Body mass index (BMI) of an individual is determined by height and weight. It is an index of body fat and general health. However, a study has...
Psychologists at Sussex University carried out a research on the horses capabilities to understand emotions. The outcome revealed that horses very much possess the ability to differentiate between the positive and negative expressions displayed by humans. The equine specie is extremely well versed with reading human facial expressions. Last year the researchers gathered a list of facial expressions, which are likely to explain horse’s emotions. This time they simply turned the experiment on horse’s head.
Horses were presented with life-size, color pictures of the same human, displaying various emotions. The emotions were either of smiling or baring teeth in anger. These pictures were shown to28 horses gathered from five riding or livery stables located in Sussex and Surrey. When shown angry pictures, horses turned away their head and looked at the picture from his left or sinister side. In addition, a rise in the heart rate of the horses was also experienced.
The reason behind the response was that the right part of the brain records and analyses the data from the left eye. This part of the brain is responsible for handling intimidating or threatening stimuli. This study has taken the progress in terms of horses’ research to a new level, after it had already been known that horses are capable of giving intricate facial expressions to display their frame of mind.
The outcome of this study has generated curiosity regarding the nature of recognition of emotional expression by horses. This includes how its development is affected by the comparative roles played by learning and instinctive abilities.

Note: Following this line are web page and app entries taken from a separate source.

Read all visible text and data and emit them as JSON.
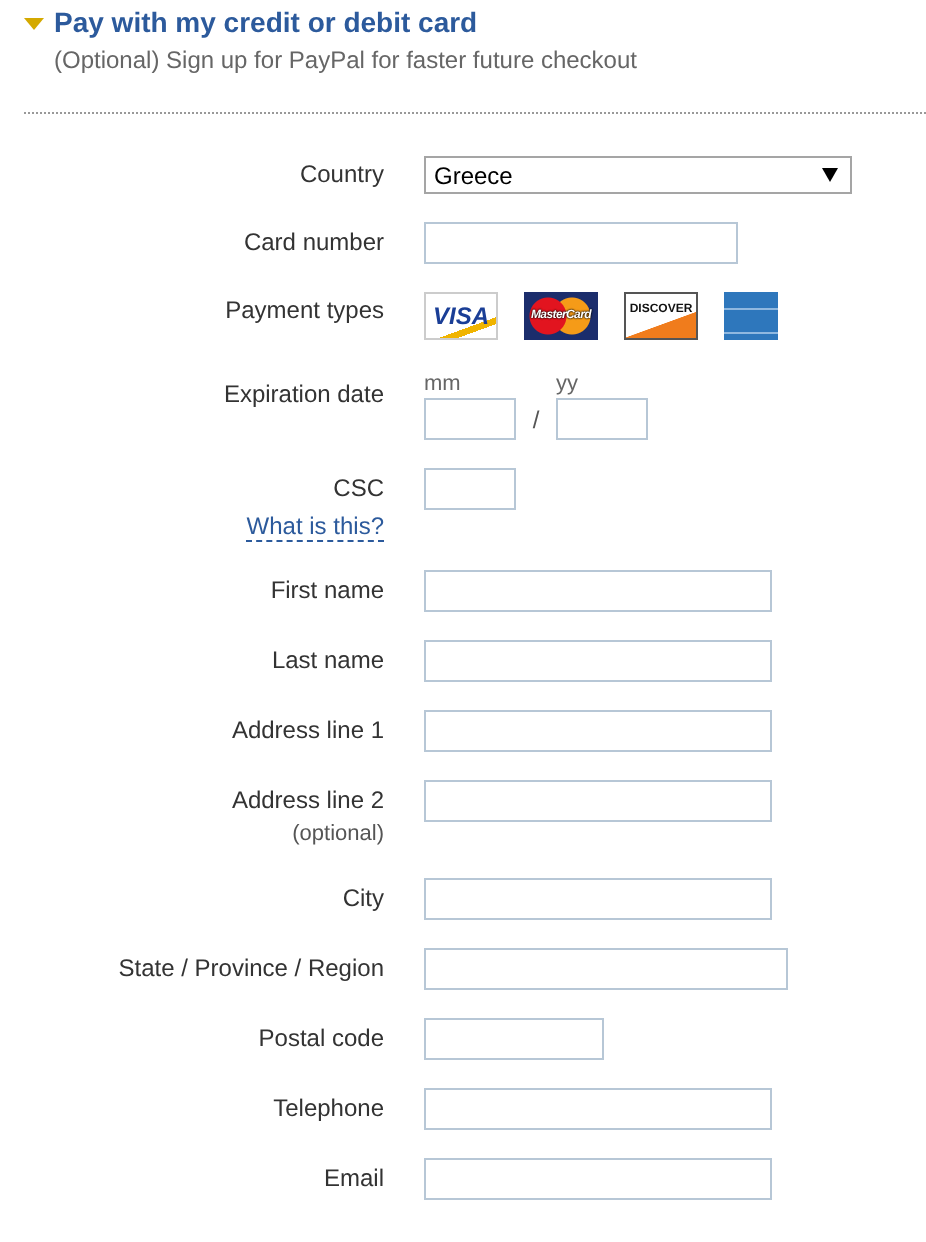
{
  "header": {
    "title": "Pay with my credit or debit card",
    "expanded": true,
    "subtitle": "(Optional) Sign up for PayPal for faster future checkout"
  },
  "rows": [
    {
      "kind": "select",
      "label": "Country",
      "value": "Greece"
    },
    {
      "kind": "card-number",
      "label": "Card number"
    },
    {
      "kind": "card-logos",
      "label": "Payment types",
      "cards": [
        {
          "kind": "visa",
          "text": "VISA"
        },
        {
          "kind": "mastercard",
          "text": "MasterCard"
        },
        {
          "kind": "discover",
          "text": "DISCOVER"
        },
        {
          "kind": "amex"
        }
      ]
    },
    {
      "kind": "expiry",
      "label": "Expiration date",
      "month_label": "mm",
      "separator": "/",
      "year_label": "yy"
    },
    {
      "kind": "csc",
      "label": "CSC",
      "help_link": "What is this?"
    },
    {
      "kind": "text",
      "label": "First name"
    },
    {
      "kind": "text",
      "label": "Last name"
    },
    {
      "kind": "text",
      "label": "Address line 1"
    },
    {
      "kind": "text",
      "label": "Address line 2",
      "note": "(optional)"
    },
    {
      "kind": "text",
      "label": "City"
    },
    {
      "kind": "region",
      "label": "State / Province / Region"
    },
    {
      "kind": "postal",
      "label": "Postal code"
    },
    {
      "kind": "text",
      "label": "Telephone"
    },
    {
      "kind": "text",
      "label": "Email"
    }
  ]
}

“Horses may have adopted an ancestral ability for reading emotional cues in other horses to respond appropriately to human facial expressions during their co-evolution. Alternatively, individual horses may have learned to interpret human expressions during their own lifetime,” said Karen McComb, the head of the research group and co-lead author of the study.